The Outstater: City Halls Have Fallen Down the Rabbit Hole
by Craig Ladwig
Mad Hatter: “Why is a raven like a writing-desk?”
Alice: “What’s the answer?”
Mad Hatter: “I haven’t the slightest idea.”
ONLY FOOLS AND THE CORRUPT say democracy in itself will save us. Like a bad riddle, the question of why today’s political representation, even at the most local level, is unresponsive to the average citizen bedevils the political discussion.
It is discouraging that the question has to be asked at all. It is more discouraging that it defies a convincing answer. Why else should local government exist but to respond to citizen needs?
Well, sadly, a casual reading of any Indiana council agenda will show plenty of reasons — seemingly popular ones. Indeed, typical is an indiscriminate collection of special interests, feel-good subsidies and Potemkin edifices all sprinkled with the dreamy rationales of economic development and social justice.
But every once in a while, wouldn’t chance if not logic result in a government doing nothing, removing itself from our lives, paying off some debt, eliminating an outdated department?
That never happens.
This spring, Dr. Berry Keating and Dr. Maryann O. Keating took a crack at framing the question for the Indiana Policy Review Foundation. Using a variety of measurements, they compared the sense of well-being of various Indiana cities, concluding that the cities that do best are those whose governments are focused on simply addressing the basic needs of current residents.
“Although development is easily thwarted by bad policy, those who believe that planners and development agencies are capable of directing local economies are deceived,” they concluded.
More recently, the foundation took a close look at a typical mayor’s campaign finance filings comparing them with the city’s check register. Linear regression analysis conducted by Jason Arp, a city councilman and financial expert, yielded an r-square value (a measure of correlation) of 90 percent for attorneys and 59 percent for civil engineers.
“One can interpret that to mean there is a statistically high probability that the more a firm contributes to the campaign fund the more it can expect in city contract dollars,” he concluded, noting that no more than one-third of the mayor’s campaign chest came from average citizens.
Bingo, local governments are unresponsive to the average citizen’s needs because they have precious little to do with the average citizen — the answer to our question.

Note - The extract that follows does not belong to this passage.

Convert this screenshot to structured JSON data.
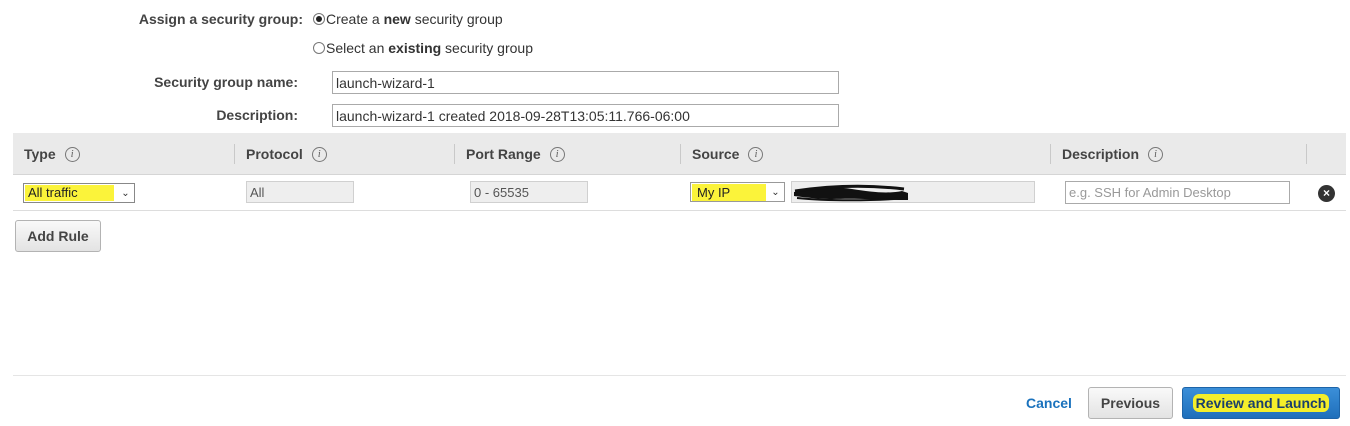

Or not. The president of the local redevelopment commission dismissed the linear regression analysis as nonsense. “Mr. Arp would have us believe that companies making campaign contributions are receiving special treatment and buying influence in the city’s bidding and contracting activities,” he said (nonsensically, to some minds).
A spokesman for the mayor’s office turned his back on the matter entirely, saying that the administration had consulted the public and found that citizens were most interested in neighborhood infrastructure improvements and investments in the parks system “not criticisms about how city contracts are awarded.”
The mayor himself paused in his daily routine to tell a camera crew that any such criticism of his administration was “inappropriate” and “unprofessional.”
And that was that — or to paraphrase the Cheshire cat, “If you don’t know where you are going, any road can take you there”
Craig Ladwig is editor of the quarterly Indiana Policy Review.